Only the pictures are to be omitted; every entry beneath should otherwise be duplicated exactly.

(Beginning of Dataset content)

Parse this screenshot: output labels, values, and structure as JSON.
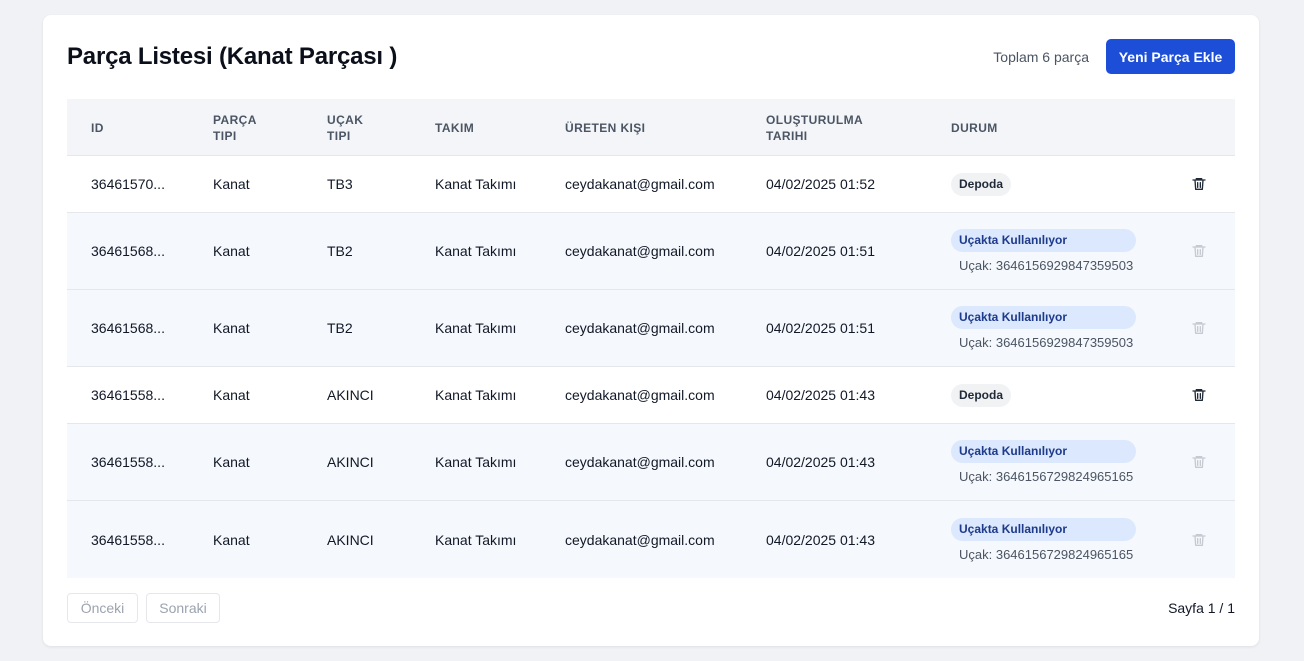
{
  "header": {
    "title": "Parça Listesi (Kanat Parçası )",
    "total_text": "Toplam 6 parça",
    "add_button": "Yeni Parça Ekle"
  },
  "table": {
    "columns": {
      "id": "ID",
      "type": "PARÇA TIPI",
      "plane": "UÇAK TIPI",
      "team": "TAKIM",
      "user": "ÜRETEN KIŞI",
      "date": "OLUŞTURULMA TARIHI",
      "status": "DURUM"
    },
    "rows": [
      {
        "id": "36461570...",
        "type": "Kanat",
        "plane": "TB3",
        "team": "Kanat Takımı",
        "user": "ceydakanat@gmail.com",
        "date": "04/02/2025 01:52",
        "status": "Depoda",
        "plane_ref": ""
      },
      {
        "id": "36461568...",
        "type": "Kanat",
        "plane": "TB2",
        "team": "Kanat Takımı",
        "user": "ceydakanat@gmail.com",
        "date": "04/02/2025 01:51",
        "status": "Uçakta Kullanılıyor",
        "plane_ref": "Uçak: 3646156929847359503"
      },
      {
        "id": "36461568...",
        "type": "Kanat",
        "plane": "TB2",
        "team": "Kanat Takımı",
        "user": "ceydakanat@gmail.com",
        "date": "04/02/2025 01:51",
        "status": "Uçakta Kullanılıyor",
        "plane_ref": "Uçak: 3646156929847359503"
      },
      {
        "id": "36461558...",
        "type": "Kanat",
        "plane": "AKINCI",
        "team": "Kanat Takımı",
        "user": "ceydakanat@gmail.com",
        "date": "04/02/2025 01:43",
        "status": "Depoda",
        "plane_ref": ""
      },
      {
        "id": "36461558...",
        "type": "Kanat",
        "plane": "AKINCI",
        "team": "Kanat Takımı",
        "user": "ceydakanat@gmail.com",
        "date": "04/02/2025 01:43",
        "status": "Uçakta Kullanılıyor",
        "plane_ref": "Uçak: 3646156729824965165"
      },
      {
        "id": "36461558...",
        "type": "Kanat",
        "plane": "AKINCI",
        "team": "Kanat Takımı",
        "user": "ceydakanat@gmail.com",
        "date": "04/02/2025 01:43",
        "status": "Uçakta Kullanılıyor",
        "plane_ref": "Uçak: 3646156729824965165"
      }
    ]
  },
  "pagination": {
    "prev": "Önceki",
    "next": "Sonraki",
    "page_info": "Sayfa 1 / 1"
  },
  "colors": {
    "accent": "#1d4ed8",
    "used_badge_bg": "#dbe8fd",
    "stock_badge_bg": "#f1f2f4"
  },
  "icons": {
    "delete": "trash-icon"
  }
}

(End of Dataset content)

■ Completed exercise
Parse this screenshot: output labels, values, and structure as JSON.
{
  "header": {
    "title": "Parça Listesi (Kanat Parçası )",
    "total_text": "Toplam 6 parça",
    "add_button": "Yeni Parça Ekle"
  },
  "table": {
    "columns": {
      "id": "ID",
      "type": "PARÇA TIPI",
      "plane": "UÇAK TIPI",
      "team": "TAKIM",
      "user": "ÜRETEN KIŞI",
      "date": "OLUŞTURULMA TARIHI",
      "status": "DURUM"
    },
    "rows": [
      {
        "id": "36461570...",
        "type": "Kanat",
        "plane": "TB3",
        "team": "Kanat Takımı",
        "user": "ceydakanat@gmail.com",
        "date": "04/02/2025 01:52",
        "status": "Depoda",
        "plane_ref": ""
      },
      {
        "id": "36461568...",
        "type": "Kanat",
        "plane": "TB2",
        "team": "Kanat Takımı",
        "user": "ceydakanat@gmail.com",
        "date": "04/02/2025 01:51",
        "status": "Uçakta Kullanılıyor",
        "plane_ref": "Uçak: 3646156929847359503"
      },
      {
        "id": "36461568...",
        "type": "Kanat",
        "plane": "TB2",
        "team": "Kanat Takımı",
        "user": "ceydakanat@gmail.com",
        "date": "04/02/2025 01:51",
        "status": "Uçakta Kullanılıyor",
        "plane_ref": "Uçak: 3646156929847359503"
      },
      {
        "id": "36461558...",
        "type": "Kanat",
        "plane": "AKINCI",
        "team": "Kanat Takımı",
        "user": "ceydakanat@gmail.com",
        "date": "04/02/2025 01:43",
        "status": "Depoda",
        "plane_ref": ""
      },
      {
        "id": "36461558...",
        "type": "Kanat",
        "plane": "AKINCI",
        "team": "Kanat Takımı",
        "user": "ceydakanat@gmail.com",
        "date": "04/02/2025 01:43",
        "status": "Uçakta Kullanılıyor",
        "plane_ref": "Uçak: 3646156729824965165"
      },
      {
        "id": "36461558...",
        "type": "Kanat",
        "plane": "AKINCI",
        "team": "Kanat Takımı",
        "user": "ceydakanat@gmail.com",
        "date": "04/02/2025 01:43",
        "status": "Uçakta Kullanılıyor",
        "plane_ref": "Uçak: 3646156729824965165"
      }
    ]
  },
  "pagination": {
    "prev": "Önceki",
    "next": "Sonraki",
    "page_info": "Sayfa 1 / 1"
  },
  "colors": {
    "accent": "#1d4ed8",
    "used_badge_bg": "#dbe8fd",
    "stock_badge_bg": "#f1f2f4"
  },
  "icons": {
    "delete": "trash-icon"
  }
}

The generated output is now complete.